Instead of having office space, the early years of AP were run out of the East Side apartment of then-editor in chief Dave Earle. In return, AP covered half of his rent. Staff meetings of editors, writers and people sympathetic to the cause were held at an Arabica coffee shop in Cleveland’s Coventry neighborhood. Where the Arabica once stood is now the site of the Grog Shop, one of the city’s finest rock clubs. (Next time you’re there, say hi to Kathy and look for the plaque at the front door.)

Despite getting some marginal interest from cool indie retailers and other scene hangouts, Shea completely ran out of cash and by 1987, for all intents and purposes, AP was dead.
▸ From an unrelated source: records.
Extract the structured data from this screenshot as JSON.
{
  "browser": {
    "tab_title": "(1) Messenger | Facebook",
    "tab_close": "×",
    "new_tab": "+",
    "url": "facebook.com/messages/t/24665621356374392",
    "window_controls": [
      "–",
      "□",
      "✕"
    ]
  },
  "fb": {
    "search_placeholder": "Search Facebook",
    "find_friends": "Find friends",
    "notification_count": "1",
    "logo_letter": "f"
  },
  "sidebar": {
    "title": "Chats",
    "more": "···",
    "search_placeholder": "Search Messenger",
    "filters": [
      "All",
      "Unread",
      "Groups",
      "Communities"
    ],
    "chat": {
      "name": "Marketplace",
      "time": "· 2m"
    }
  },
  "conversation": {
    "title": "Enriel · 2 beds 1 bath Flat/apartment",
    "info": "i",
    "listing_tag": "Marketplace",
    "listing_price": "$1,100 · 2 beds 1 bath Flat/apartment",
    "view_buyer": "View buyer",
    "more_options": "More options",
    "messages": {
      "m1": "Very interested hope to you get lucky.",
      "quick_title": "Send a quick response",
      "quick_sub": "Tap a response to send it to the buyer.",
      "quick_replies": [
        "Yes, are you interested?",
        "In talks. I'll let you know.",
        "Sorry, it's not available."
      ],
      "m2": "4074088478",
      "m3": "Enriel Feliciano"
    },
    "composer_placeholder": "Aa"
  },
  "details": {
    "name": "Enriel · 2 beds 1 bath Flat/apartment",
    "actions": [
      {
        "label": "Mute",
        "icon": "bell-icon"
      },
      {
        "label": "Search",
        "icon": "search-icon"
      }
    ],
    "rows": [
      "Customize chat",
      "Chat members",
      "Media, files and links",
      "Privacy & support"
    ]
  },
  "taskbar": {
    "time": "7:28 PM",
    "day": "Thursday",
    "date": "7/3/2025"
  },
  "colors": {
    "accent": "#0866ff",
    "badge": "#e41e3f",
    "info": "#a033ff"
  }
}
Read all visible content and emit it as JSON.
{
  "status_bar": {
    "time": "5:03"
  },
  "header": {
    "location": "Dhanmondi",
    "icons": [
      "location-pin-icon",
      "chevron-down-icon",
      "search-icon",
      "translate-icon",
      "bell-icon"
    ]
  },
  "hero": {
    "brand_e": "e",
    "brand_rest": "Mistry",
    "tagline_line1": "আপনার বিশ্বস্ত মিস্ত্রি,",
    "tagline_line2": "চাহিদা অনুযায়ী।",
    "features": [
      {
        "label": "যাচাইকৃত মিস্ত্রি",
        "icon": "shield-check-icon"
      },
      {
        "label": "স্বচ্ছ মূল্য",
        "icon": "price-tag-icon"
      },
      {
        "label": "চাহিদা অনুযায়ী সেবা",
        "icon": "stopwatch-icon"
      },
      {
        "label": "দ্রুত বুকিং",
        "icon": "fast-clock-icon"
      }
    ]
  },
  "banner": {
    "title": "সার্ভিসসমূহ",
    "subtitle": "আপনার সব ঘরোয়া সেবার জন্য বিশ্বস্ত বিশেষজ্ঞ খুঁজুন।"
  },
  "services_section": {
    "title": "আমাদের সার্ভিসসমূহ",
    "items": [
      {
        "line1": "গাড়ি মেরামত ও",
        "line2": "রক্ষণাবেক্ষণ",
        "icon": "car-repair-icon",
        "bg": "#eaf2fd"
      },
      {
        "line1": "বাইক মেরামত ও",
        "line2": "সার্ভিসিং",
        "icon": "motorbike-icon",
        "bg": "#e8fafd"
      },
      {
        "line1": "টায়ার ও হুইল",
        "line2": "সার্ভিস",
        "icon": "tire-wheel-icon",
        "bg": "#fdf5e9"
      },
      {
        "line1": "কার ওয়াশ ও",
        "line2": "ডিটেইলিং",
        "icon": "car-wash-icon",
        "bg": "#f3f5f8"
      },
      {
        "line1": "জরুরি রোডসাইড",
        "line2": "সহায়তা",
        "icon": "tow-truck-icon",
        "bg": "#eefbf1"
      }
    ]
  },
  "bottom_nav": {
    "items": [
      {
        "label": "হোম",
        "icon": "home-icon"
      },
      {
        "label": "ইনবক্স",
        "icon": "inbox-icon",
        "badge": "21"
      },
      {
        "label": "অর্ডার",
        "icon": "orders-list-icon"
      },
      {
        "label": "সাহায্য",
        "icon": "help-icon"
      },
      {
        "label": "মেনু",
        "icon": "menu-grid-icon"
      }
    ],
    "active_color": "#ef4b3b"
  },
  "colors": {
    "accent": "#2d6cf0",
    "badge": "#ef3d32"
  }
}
A planned cover starring cool AF industrial act Einstürzende Neubauten never materialized. It wasn’t until former contributor Carl Bujorian (who had a sweet gig at the time) gave Shea a wad of cash to put out a proper farewell issue. (AP 8, featuring cover stars Love & Rockets). The response was big enough to make Shea quit his department store job (Higbee’s, the store featured in the legendary holiday film A Christmas Story) and give publishing another try.


[Above are the review that led to Jason Pettigrew's hire and a photo of Pettigrew and Shea at a staff Christmas party.]
On one of his many trips to Cleveland to see bands that didn’t get booked in his Western Pennsylvania locale, Jason Pettigrew chanced upon a stack of issues (AP 4) in front of the now-defunct Peabody’s Down Under. He was impressed by the scope of what the mag covered, but took umbrage over a negative review Shea had written about Bauhaus frontman Peter Murphy covering legendary Cle art-punks Pere Ubu. Shea was silly enough to leave his phone number in the masthead. The arrogant Pettigrew showed respect but questioned Shea’s mental acuity regarding the review. Shea asked, somewhat irked, “Do you think you can do better?” Pettigrew’s been with the company ever since. (DISCLAIMER: Do not use this method to find a job in 2017.)

AP #44
While AP dedicated covers to a fine selection of “college rock” acts for most of the ’80s (ask your parents about Jane’s Addiction, Ministry, the Cure, Violent Femmes, Pixies, Cocteau Twins, Robyn Hitchcock, even Guns ’N’ Roses, to name a scant few), we beat everyone to the stands with our Nirvana cover (AP 44). Music industry players were taking note of the mag’s accomplishments. It sounds quaint and awesome now, but back then we were hustling so hard, we didn’t really understand the gravity of being on the zeitgeist at the time.

Correspondent Eric Gladstone changed the course of Smashing Pumpkins' career with an epic 8,000-word story that revealed who did what—or didn't—in the band. He drove 10 hours from Washington, DC to Cleveland to finish the piece in the AP offices because of a tight deadline. After the piece had streeted, Gladstone was set upon by bassist D’Arcy Wretzky during a soundcheck at a DC gig for his supposed transgressions, allegedly becoming banned from Pumpkins gigs for life. Band leader Billy Corgan explained it in great detail in our 20th anniversary issue (AP 204), but you already have that.

As their success was ascending, British-born correspondent Dave Thompson returned to the U.K. to interview ’90s Britpop sensations Blur for an extensive feature. Sitting with the band in the London office of their record label, Thommo was subjected to abuse from bassist Alex James, who berated Thommo for being an American, thereby completely unable to understand the band's humor and mission. After practically berating him for several minutes, frontman/cooler head Damon Albarn turned to him and said, “Alex, listen to his accent. He's English.” The bassist’s response: “Oh. Then how come the magazine's in the U.S.?”

AP 63
We were offered the first cover centered around In Utero, Nirvana’s follow-up to the game-changing Nevermind album. And the staff were split down the middle as to whether we should do it. Cooler heads prevailed (more like Shea saying “Make it happen.”) and Seattle-based Dave Thompson was dispatched. When the band arrived at a Seattle restaurant for the interview, they ordered their meals and suddenly Kurt Cobain leaped up and said he'd be back in a few minutes. He returned two hours later to say he had to visit his chiropractor.